P
=
∫
S
(
E
×
H
)
⋅
d
A
.
The result is a scalar since it is the *surface integral* of the *Poynting vector*.

The fundamental principles of much electricity generation were discovered during the 1820s and early 1830s by the British scientist Michael Faraday. His basic method is still used today: electricity is generated by the movement of a loop of wire, or disc of copper between the poles of a magnet.

For electric utilities, it is the first process in the delivery of electricity to consumers. The other processes, electricity transmission, distribution, and electrical power storage and recovery using pumped-storage methods are normally carried out by the electric power industry.

Electricity is mostly generated at a power station by electromechanical generators, driven by heat engines heated by combustion, geothermal power or nuclear fission. Other generators are driven by the kinetic energy of flowing water and wind. There are many other technologies that are used to generate electricity such as photovoltaic solar panels.

A battery is a device consisting of one or more electrochemical cells that convert stored chemical energy into electrical energy. Since the invention of the first battery (or "voltaic pile") in 1800 by Alessandro Volta and especially since the technically improved Daniell cell in 1836, batteries have become a common power source for many household and industrial applications. According to a 2005 estimate, the worldwide battery industry generates US$48 billion in sales each year, with 6% annual growth. There are two types of batteries: primary batteries (disposable batteries), which are designed to be used once and discarded, and secondary batteries (rechargeable batteries), which are designed to be recharged and used multiple times. Batteries come in many sizes, from miniature cells used to power hearing aids and wristwatches to battery banks the size of rooms that provide standby power for telephone exchanges and computer data centers.
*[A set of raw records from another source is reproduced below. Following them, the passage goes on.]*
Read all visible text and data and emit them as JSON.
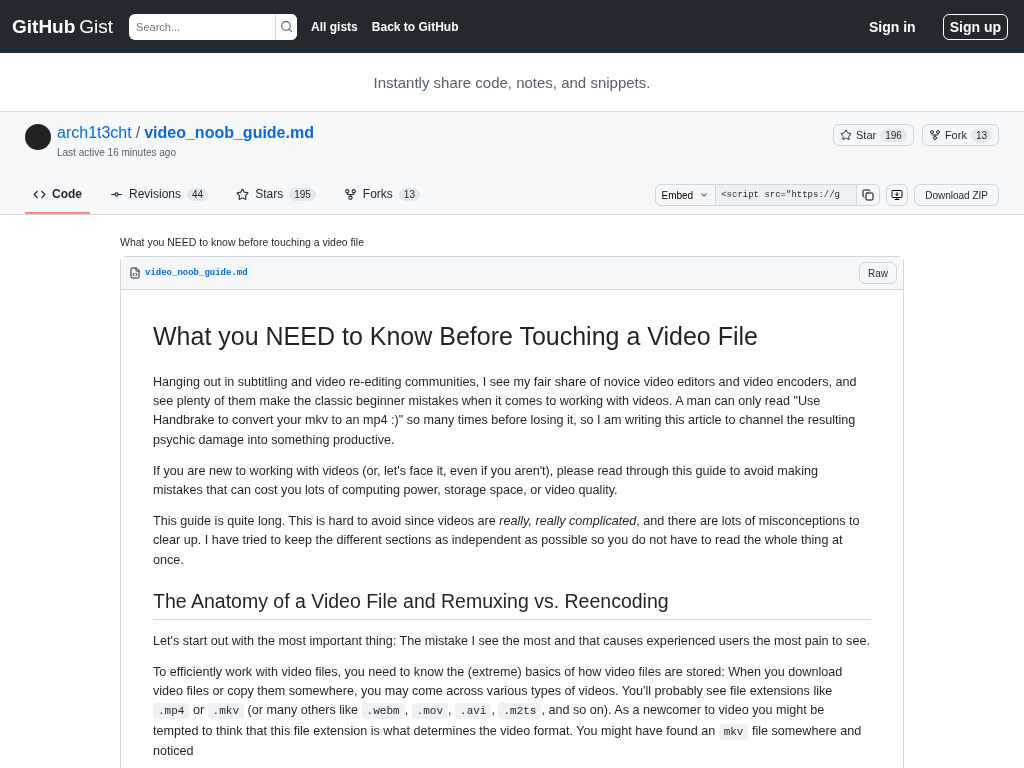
{
  "header": {
    "logo_bold": "GitHub",
    "logo_light": "Gist",
    "search": {
      "placeholder": "Search..."
    },
    "nav": [
      "All gists",
      "Back to GitHub"
    ],
    "sign_in": "Sign in",
    "sign_up": "Sign up"
  },
  "tagline": "Instantly share code, notes, and snippets.",
  "gist": {
    "owner": "arch1t3cht",
    "separator": "/",
    "filename": "video_noob_guide.md",
    "last_active": "Last active 16 minutes ago",
    "actions": [
      {
        "kind": "star",
        "label": "Star",
        "count": "196"
      },
      {
        "kind": "fork",
        "label": "Fork",
        "count": "13"
      }
    ],
    "tabs": [
      {
        "kind": "code",
        "label": "Code",
        "selected": true
      },
      {
        "kind": "revisions",
        "label": "Revisions",
        "count": "44",
        "selected": false
      },
      {
        "kind": "stars",
        "label": "Stars",
        "count": "195",
        "selected": false
      },
      {
        "kind": "forks",
        "label": "Forks",
        "count": "13",
        "selected": false
      }
    ],
    "embed": {
      "label": "Embed",
      "value": "<script src=\"https://g"
    },
    "download": "Download ZIP"
  },
  "description": "What you NEED to know before touching a video file",
  "file": {
    "name": "video_noob_guide.md",
    "raw": "Raw",
    "blocks": [
      {
        "kind": "h1",
        "segments": [
          {
            "kind": "text",
            "text": "What you NEED to Know Before Touching a Video File"
          }
        ]
      },
      {
        "kind": "p",
        "segments": [
          {
            "kind": "text",
            "text": "Hanging out in subtitling and video re-editing communities, I see my fair share of novice video editors and video encoders, and see plenty of them make the classic beginner mistakes when it comes to working with videos. A man can only read \"Use Handbrake to convert your mkv to an mp4 :)\" so many times before losing it, so I am writing this article to channel the resulting psychic damage into something productive."
          }
        ]
      },
      {
        "kind": "p",
        "segments": [
          {
            "kind": "text",
            "text": "If you are new to working with videos (or, let's face it, even if you aren't), please read through this guide to avoid making mistakes that can cost you lots of computing power, storage space, or video quality."
          }
        ]
      },
      {
        "kind": "p",
        "segments": [
          {
            "kind": "text",
            "text": "This guide is quite long. This is hard to avoid since videos are "
          },
          {
            "kind": "em",
            "text": "really, really complicated"
          },
          {
            "kind": "text",
            "text": ", and there are lots of misconceptions to clear up. I have tried to keep the different sections as independent as possible so you do not have to read the whole thing at once."
          }
        ]
      },
      {
        "kind": "h2",
        "segments": [
          {
            "kind": "text",
            "text": "The Anatomy of a Video File and Remuxing vs. Reencoding"
          }
        ]
      },
      {
        "kind": "p",
        "segments": [
          {
            "kind": "text",
            "text": "Let's start out with the most important thing: The mistake I see the most and that causes experienced users the most pain to see."
          }
        ]
      },
      {
        "kind": "p",
        "segments": [
          {
            "kind": "text",
            "text": "To efficiently work with video files, you need to know the (extreme) basics of how video files are stored: When you download video files or copy them somewhere, you may come across various types of videos. You'll probably see file extensions like "
          },
          {
            "kind": "code",
            "text": ".mp4"
          },
          {
            "kind": "text",
            "text": " or "
          },
          {
            "kind": "code",
            "text": ".mkv"
          },
          {
            "kind": "text",
            "text": " (or many others like "
          },
          {
            "kind": "code",
            "text": ".webm"
          },
          {
            "kind": "text",
            "text": ", "
          },
          {
            "kind": "code",
            "text": ".mov"
          },
          {
            "kind": "text",
            "text": ", "
          },
          {
            "kind": "code",
            "text": ".avi"
          },
          {
            "kind": "text",
            "text": ", "
          },
          {
            "kind": "code",
            "text": ".m2ts"
          },
          {
            "kind": "text",
            "text": ", and so on). As a newcomer to video you might be tempted to think that this file extension is what determines the video format. You might have found an "
          },
          {
            "kind": "code",
            "text": "mkv"
          },
          {
            "kind": "text",
            "text": " file somewhere and noticed"
          }
        ]
      }
    ]
  }
}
The electric power industry provides the production and delivery of power, in sufficient quantities to areas that need electricity, through a grid connection. The grid distributes electrical energy to customers. Electric power is generated by central power stations or by distributed generation.

Many households and businesses need access to electric power, especially in developed nations, the demand being scarcer in developing nations. Demand for electricity is derived from the requirement for electricity in order to operate domestic appliances, office equipment, industrial machinery and provide sufficient energy for both domestic and commercial lighting, heating, cooking and industrial processes. Because of this aspect the industry is viewed as part of the public utility infrastructure.